Chlamydia trachomatis infection among antenatal women in remote far west New South Wales, Australia
Jo-ann Lenton, Eleanor Freedman, Kristie Hoskin, Vickie Knight, Darriea Turley, Bill Balding, Catherine Kennedy, Marcus Y Chen, Anna McNulty
SEXUAL HEALTH | CSIRO PUBLISHING | Published : 2007

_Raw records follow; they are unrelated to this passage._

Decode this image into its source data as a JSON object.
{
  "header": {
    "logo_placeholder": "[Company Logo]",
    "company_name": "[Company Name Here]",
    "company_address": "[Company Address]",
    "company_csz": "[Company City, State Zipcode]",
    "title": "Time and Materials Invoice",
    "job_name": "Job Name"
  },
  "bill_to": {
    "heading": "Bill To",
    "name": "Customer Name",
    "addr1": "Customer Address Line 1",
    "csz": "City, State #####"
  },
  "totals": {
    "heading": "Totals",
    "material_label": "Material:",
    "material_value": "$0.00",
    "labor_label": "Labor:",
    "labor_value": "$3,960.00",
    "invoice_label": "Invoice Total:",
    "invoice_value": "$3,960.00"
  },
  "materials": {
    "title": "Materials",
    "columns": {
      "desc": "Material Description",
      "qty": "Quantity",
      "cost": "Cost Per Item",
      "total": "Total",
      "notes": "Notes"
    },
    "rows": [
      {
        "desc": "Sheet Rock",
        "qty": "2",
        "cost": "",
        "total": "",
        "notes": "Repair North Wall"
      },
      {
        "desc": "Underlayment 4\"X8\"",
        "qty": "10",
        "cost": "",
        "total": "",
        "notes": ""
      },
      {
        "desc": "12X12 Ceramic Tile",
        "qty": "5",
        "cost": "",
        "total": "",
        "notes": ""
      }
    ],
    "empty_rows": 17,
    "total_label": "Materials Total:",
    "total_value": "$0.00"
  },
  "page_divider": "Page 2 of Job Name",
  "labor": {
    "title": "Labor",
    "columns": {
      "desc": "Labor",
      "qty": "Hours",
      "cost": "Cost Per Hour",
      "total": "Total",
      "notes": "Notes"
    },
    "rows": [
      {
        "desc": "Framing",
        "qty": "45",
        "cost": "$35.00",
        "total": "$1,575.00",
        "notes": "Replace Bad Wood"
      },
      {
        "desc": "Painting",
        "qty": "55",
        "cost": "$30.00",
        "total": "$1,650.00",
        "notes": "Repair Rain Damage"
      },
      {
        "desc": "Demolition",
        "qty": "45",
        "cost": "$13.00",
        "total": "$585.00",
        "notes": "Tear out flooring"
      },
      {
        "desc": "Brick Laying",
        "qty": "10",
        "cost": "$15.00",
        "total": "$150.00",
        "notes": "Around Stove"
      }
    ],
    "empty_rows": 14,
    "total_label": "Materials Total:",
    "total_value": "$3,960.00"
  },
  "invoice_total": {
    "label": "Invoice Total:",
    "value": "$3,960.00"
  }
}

BACKGROUND: A prospective, cross-sectional study was undertaken of pregnant women attending antenatal services in the remote far west of New South Wales, Australia, between October 2004 and May 2006. Of 420 eligible women, 218 (52%) participated in the study. Six women (2.7%; 95% CI: 1.0-5.9) tested positive for Chlamydia trachomatis. The prevalence among pregnant, Indigenous women (n = 44) was 9.1% (95% CI: 2.5-21.7). Infection was significantly associated with Indigenous status (P = 0.003) and self-perceived risk for chlamydia (P = 0.05). Pregnant Indigenous women in remote areas may be at higher risk for chlamydia and targeted screening of this group should be considered.